▶ _THE PROBLEM_
All that is needed is a count of the lines in this data that contain the word "vite".

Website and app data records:
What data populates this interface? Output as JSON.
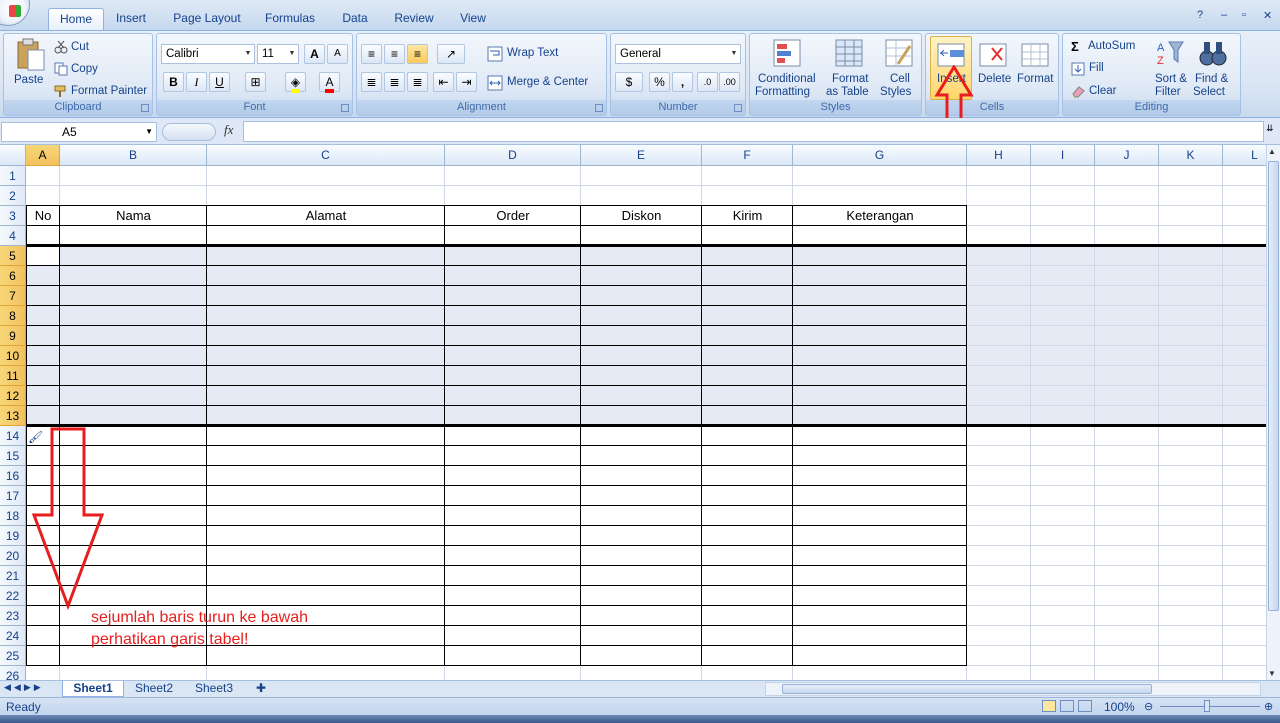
{
  "tabs": [
    "Home",
    "Insert",
    "Page Layout",
    "Formulas",
    "Data",
    "Review",
    "View"
  ],
  "active_tab": "Home",
  "clipboard": {
    "paste": "Paste",
    "cut": "Cut",
    "copy": "Copy",
    "format_painter": "Format Painter",
    "label": "Clipboard"
  },
  "font": {
    "name": "Calibri",
    "size": "11",
    "label": "Font",
    "bold": "B",
    "italic": "I",
    "underline": "U",
    "grow": "A",
    "shrink": "A"
  },
  "alignment": {
    "wrap": "Wrap Text",
    "merge": "Merge & Center",
    "label": "Alignment"
  },
  "number": {
    "format": "General",
    "percent": "%",
    "comma": ",",
    "label": "Number"
  },
  "styles": {
    "cond_l1": "Conditional",
    "cond_l2": "Formatting",
    "fmt_l1": "Format",
    "fmt_l2": "as Table",
    "cell_l1": "Cell",
    "cell_l2": "Styles",
    "label": "Styles"
  },
  "cells": {
    "insert": "Insert",
    "delete": "Delete",
    "format": "Format",
    "label": "Cells"
  },
  "editing": {
    "autosum": "AutoSum",
    "fill": "Fill",
    "clear": "Clear",
    "sort_l1": "Sort &",
    "sort_l2": "Filter",
    "find_l1": "Find &",
    "find_l2": "Select",
    "label": "Editing",
    "sigma": "Σ"
  },
  "formula_bar": {
    "name_box": "A5",
    "fx": "fx",
    "value": ""
  },
  "columns": [
    "A",
    "B",
    "C",
    "D",
    "E",
    "F",
    "G",
    "H",
    "I",
    "J",
    "K",
    "L"
  ],
  "rows": [
    "1",
    "2",
    "3",
    "4",
    "5",
    "6",
    "7",
    "8",
    "9",
    "10",
    "11",
    "12",
    "13",
    "14",
    "15",
    "16",
    "17",
    "18",
    "19",
    "20",
    "21",
    "22",
    "23",
    "24",
    "25",
    "26"
  ],
  "selected_rows": [
    "5",
    "6",
    "7",
    "8",
    "9",
    "10",
    "11",
    "12",
    "13"
  ],
  "selected_column": "A",
  "table_headers": [
    "No",
    "Nama",
    "Alamat",
    "Order",
    "Diskon",
    "Kirim",
    "Keterangan"
  ],
  "sheets": [
    "Sheet1",
    "Sheet2",
    "Sheet3"
  ],
  "active_sheet": "Sheet1",
  "status": {
    "ready": "Ready",
    "zoom": "100%"
  },
  "annotation": {
    "line1": "sejumlah baris turun ke bawah",
    "line2": "perhatikan garis tabel!"
  },
  "colors": {
    "accent": "#15428b",
    "selection": "#e6eaf4",
    "header_selected": "#f1c15f",
    "arrow": "#e81e1e"
  }
}
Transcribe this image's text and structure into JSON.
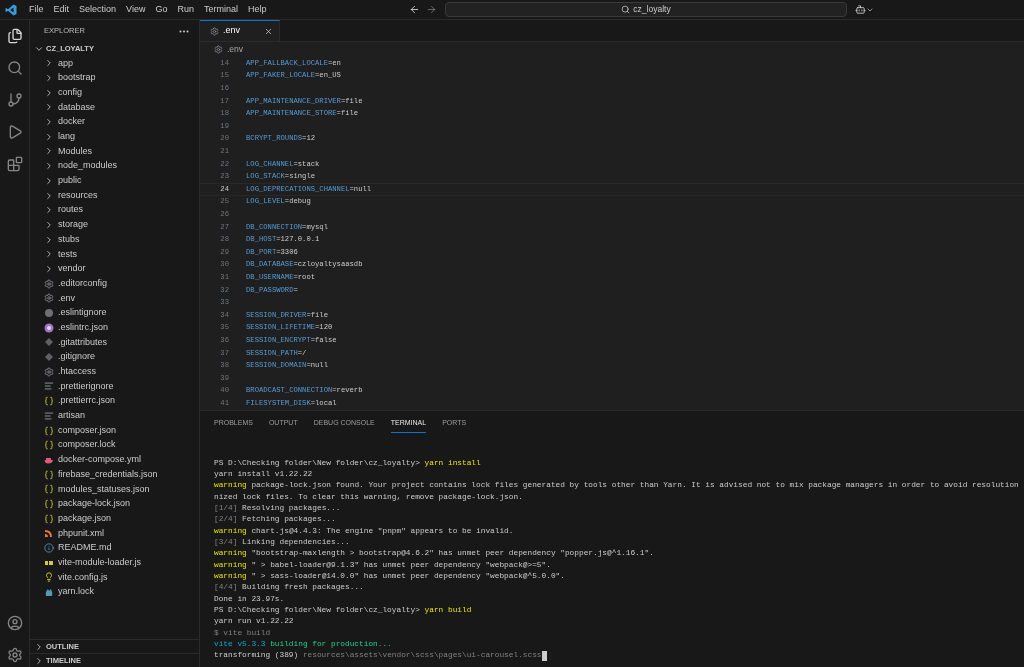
{
  "menu_bar": {
    "items": [
      "File",
      "Edit",
      "Selection",
      "View",
      "Go",
      "Run",
      "Terminal",
      "Help"
    ]
  },
  "command_center": {
    "text": "cz_loyalty"
  },
  "explorer": {
    "title": "EXPLORER",
    "root": {
      "label": "CZ_LOYALTY",
      "expanded": true,
      "children": [
        {
          "label": "app",
          "kind": "folder",
          "expanded": false
        },
        {
          "label": "bootstrap",
          "kind": "folder",
          "expanded": false
        },
        {
          "label": "config",
          "kind": "folder",
          "expanded": false
        },
        {
          "label": "database",
          "kind": "folder",
          "expanded": false
        },
        {
          "label": "docker",
          "kind": "folder",
          "expanded": false
        },
        {
          "label": "lang",
          "kind": "folder",
          "expanded": false
        },
        {
          "label": "Modules",
          "kind": "folder",
          "expanded": false
        },
        {
          "label": "node_modules",
          "kind": "folder",
          "expanded": false
        },
        {
          "label": "public",
          "kind": "folder",
          "expanded": false
        },
        {
          "label": "resources",
          "kind": "folder",
          "expanded": false
        },
        {
          "label": "routes",
          "kind": "folder",
          "expanded": false
        },
        {
          "label": "storage",
          "kind": "folder",
          "expanded": false
        },
        {
          "label": "stubs",
          "kind": "folder",
          "expanded": false
        },
        {
          "label": "tests",
          "kind": "folder",
          "expanded": false
        },
        {
          "label": "vendor",
          "kind": "folder",
          "expanded": false
        },
        {
          "label": ".editorconfig",
          "kind": "gear"
        },
        {
          "label": ".env",
          "kind": "gear"
        },
        {
          "label": ".eslintignore",
          "kind": "dot"
        },
        {
          "label": ".eslintrc.json",
          "kind": "eslint"
        },
        {
          "label": ".gitattributes",
          "kind": "diamond"
        },
        {
          "label": ".gitignore",
          "kind": "diamond"
        },
        {
          "label": ".htaccess",
          "kind": "gear"
        },
        {
          "label": ".prettierignore",
          "kind": "lines"
        },
        {
          "label": ".prettierrc.json",
          "kind": "json"
        },
        {
          "label": "artisan",
          "kind": "lines"
        },
        {
          "label": "composer.json",
          "kind": "json"
        },
        {
          "label": "composer.lock",
          "kind": "json"
        },
        {
          "label": "docker-compose.yml",
          "kind": "docker"
        },
        {
          "label": "firebase_credentials.json",
          "kind": "json"
        },
        {
          "label": "modules_statuses.json",
          "kind": "json"
        },
        {
          "label": "package-lock.json",
          "kind": "json"
        },
        {
          "label": "package.json",
          "kind": "json"
        },
        {
          "label": "phpunit.xml",
          "kind": "xml"
        },
        {
          "label": "README.md",
          "kind": "info"
        },
        {
          "label": "vite-module-loader.js",
          "kind": "js"
        },
        {
          "label": "vite.config.js",
          "kind": "bulb"
        },
        {
          "label": "yarn.lock",
          "kind": "yarn"
        }
      ]
    }
  },
  "sections": [
    {
      "label": "OUTLINE",
      "expanded": false
    },
    {
      "label": "TIMELINE",
      "expanded": false
    }
  ],
  "editor": {
    "tabs": [
      {
        "label": ".env",
        "selected": true
      }
    ],
    "breadcrumb": ".env",
    "lines": [
      {
        "num": "14",
        "text": "APP_FALLBACK_LOCALE=en",
        "current": false
      },
      {
        "num": "15",
        "text": "APP_FAKER_LOCALE=en_US",
        "current": false
      },
      {
        "num": "16",
        "current": false
      },
      {
        "num": "17",
        "text": "APP_MAINTENANCE_DRIVER=file",
        "current": false
      },
      {
        "num": "18",
        "text": "APP_MAINTENANCE_STORE=file",
        "current": false
      },
      {
        "num": "19",
        "current": false
      },
      {
        "num": "20",
        "text": "BCRYPT_ROUNDS=12",
        "current": false
      },
      {
        "num": "21",
        "current": false
      },
      {
        "num": "22",
        "text": "LOG_CHANNEL=stack",
        "current": false
      },
      {
        "num": "23",
        "text": "LOG_STACK=single",
        "current": false
      },
      {
        "num": "24",
        "text": "LOG_DEPRECATIONS_CHANNEL=null",
        "current": true
      },
      {
        "num": "25",
        "text": "LOG_LEVEL=debug",
        "current": false
      },
      {
        "num": "26",
        "current": false
      },
      {
        "num": "27",
        "text": "DB_CONNECTION=mysql",
        "current": false
      },
      {
        "num": "28",
        "text": "DB_HOST=127.0.0.1",
        "current": false
      },
      {
        "num": "29",
        "text": "DB_PORT=3306",
        "current": false
      },
      {
        "num": "30",
        "text": "DB_DATABASE=czloyaltysaasdb",
        "current": false
      },
      {
        "num": "31",
        "text": "DB_USERNAME=root",
        "current": false
      },
      {
        "num": "32",
        "text": "DB_PASSWORD=",
        "current": false
      },
      {
        "num": "33",
        "current": false
      },
      {
        "num": "34",
        "text": "SESSION_DRIVER=file",
        "current": false
      },
      {
        "num": "35",
        "text": "SESSION_LIFETIME=120",
        "current": false
      },
      {
        "num": "36",
        "text": "SESSION_ENCRYPT=false",
        "current": false
      },
      {
        "num": "37",
        "text": "SESSION_PATH=/",
        "current": false
      },
      {
        "num": "38",
        "text": "SESSION_DOMAIN=null",
        "current": false
      },
      {
        "num": "39",
        "current": false
      },
      {
        "num": "40",
        "text": "BROADCAST_CONNECTION=reverb",
        "current": false
      },
      {
        "num": "41",
        "text": "FILESYSTEM_DISK=local",
        "current": false
      }
    ]
  },
  "panel": {
    "tabs": [
      {
        "label": "PROBLEMS",
        "selected": false
      },
      {
        "label": "OUTPUT",
        "selected": false
      },
      {
        "label": "DEBUG CONSOLE",
        "selected": false
      },
      {
        "label": "TERMINAL",
        "selected": true
      },
      {
        "label": "PORTS",
        "selected": false
      }
    ],
    "terminal": [
      [
        {
          "text": "PS D:\\Checking folder\\New folder\\cz_loyalty> ",
          "kind": "plain"
        },
        {
          "text": "yarn install",
          "kind": "command"
        }
      ],
      [
        {
          "text": "yarn install v1.22.22",
          "kind": "plain"
        }
      ],
      [
        {
          "text": "warning",
          "kind": "warning"
        },
        {
          "text": " package-lock.json found. Your project contains lock files generated by tools other than Yarn. It is advised not to mix package managers in order to avoid resolution",
          "kind": "plain"
        }
      ],
      [
        {
          "text": "nized lock files. To clear this warning, remove package-lock.json.",
          "kind": "plain"
        }
      ],
      [
        {
          "text": "[1/4]",
          "kind": "dim"
        },
        {
          "text": " Resolving packages...",
          "kind": "plain"
        }
      ],
      [
        {
          "text": "[2/4]",
          "kind": "dim"
        },
        {
          "text": " Fetching packages...",
          "kind": "plain"
        }
      ],
      [
        {
          "text": "warning",
          "kind": "warning"
        },
        {
          "text": " chart.js@4.4.3: The engine \"pnpm\" appears to be invalid.",
          "kind": "plain"
        }
      ],
      [
        {
          "text": "[3/4]",
          "kind": "dim"
        },
        {
          "text": " Linking dependencies...",
          "kind": "plain"
        }
      ],
      [
        {
          "text": "warning",
          "kind": "warning"
        },
        {
          "text": " \"bootstrap-maxlength > bootstrap@4.6.2\" has unmet peer dependency \"popper.js@^1.16.1\".",
          "kind": "plain"
        }
      ],
      [
        {
          "text": "warning",
          "kind": "warning"
        },
        {
          "text": " \" > babel-loader@9.1.3\" has unmet peer dependency \"webpack@>=5\".",
          "kind": "plain"
        }
      ],
      [
        {
          "text": "warning",
          "kind": "warning"
        },
        {
          "text": " \" > sass-loader@14.0.0\" has unmet peer dependency \"webpack@^5.0.0\".",
          "kind": "plain"
        }
      ],
      [
        {
          "text": "[4/4]",
          "kind": "dim"
        },
        {
          "text": " Building fresh packages...",
          "kind": "plain"
        }
      ],
      [
        {
          "text": "Done in 23.97s.",
          "kind": "plain"
        }
      ],
      [
        {
          "text": "PS D:\\Checking folder\\New folder\\cz_loyalty> ",
          "kind": "plain"
        },
        {
          "text": "yarn build",
          "kind": "command"
        }
      ],
      [
        {
          "text": "yarn run v1.22.22",
          "kind": "plain"
        }
      ],
      [
        {
          "text": "$ vite build",
          "kind": "dim"
        }
      ],
      [
        {
          "text": "vite v5.3.3",
          "kind": "cyan"
        },
        {
          "text": " building for production...",
          "kind": "green"
        }
      ],
      [
        {
          "text": "transforming (389) ",
          "kind": "plain"
        },
        {
          "text": "resources\\assets\\vendor\\scss\\pages\\ui-carousel.scss",
          "kind": "dim"
        }
      ]
    ]
  }
}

▶ _ANSWER TO THIS TASK_
4